Irreconcilably past and present : the representation of the archaeological fabric of post-1989 Berlin in six narrative texts

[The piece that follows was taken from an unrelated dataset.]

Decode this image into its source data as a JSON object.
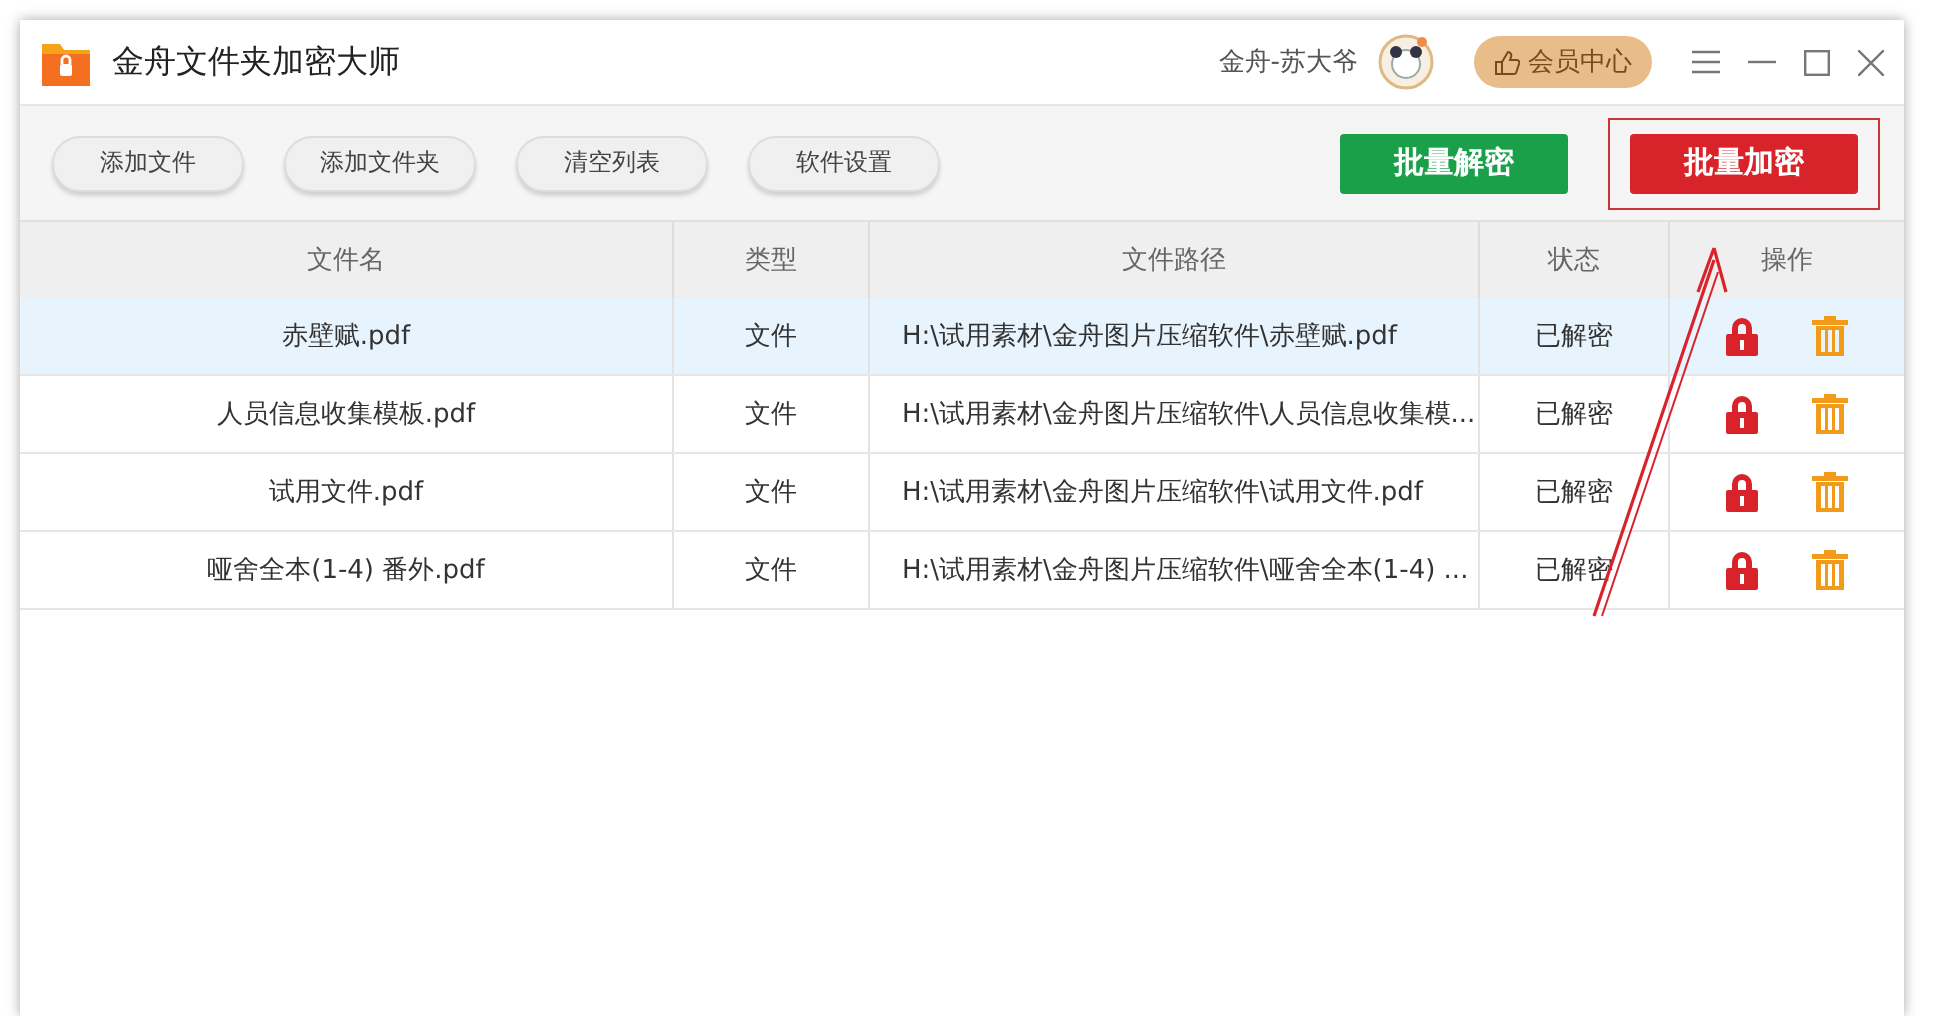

In the political and cultural discourses of the post-Wende period Berlin was widely seen as the symbolic force of the new united Germany. Between 1989 and 1999 much of East Berlin's urban fabric was radically altered to confirm this image. Memories of the GDR and of National Socialism were erased from the recently unified city - hence the renaming of prominent public sites, of street names and buildings and the demolition of others, mostly in East Berlin. This thesis analyses in six narrative texts a link between the unification and the erasure of Berlin's divided pasts. Both Thomas Hettche's Nox and Thomas Brussig's Helden wie wir focus on the night of November 9 1989 in Berlin and proffer conflicting readings of the event as well as its importance. In Gunter Grass's Ein weites Feld Berlin is represented as a site informed by an omnipresent past covering the last 150 years of German history. For the protagonist of Cees Nooteboom's Allerseelen, Berlin is understood as an archaeological site that invites the critical purchase of a modern, non-German flaneur to uncover the historic. For the paranoid protagonist of Friedrich Christian Delius's Die Flatterzunge, Berlin is experienced as a suffocating and an inescapably constant reminder of an assumed inherited National Socialist guilt. Whereas Tanja Duckers's novel, Spielzone, illustrates a potential liberation from the historic thematised in the previous texts by portraying Berlin as an uninscribed blank urban space inhabited by a historically carefree younger generation. The six texts studied in this thesis constantly debate the function of Berlin as a site of remembering and forgetting.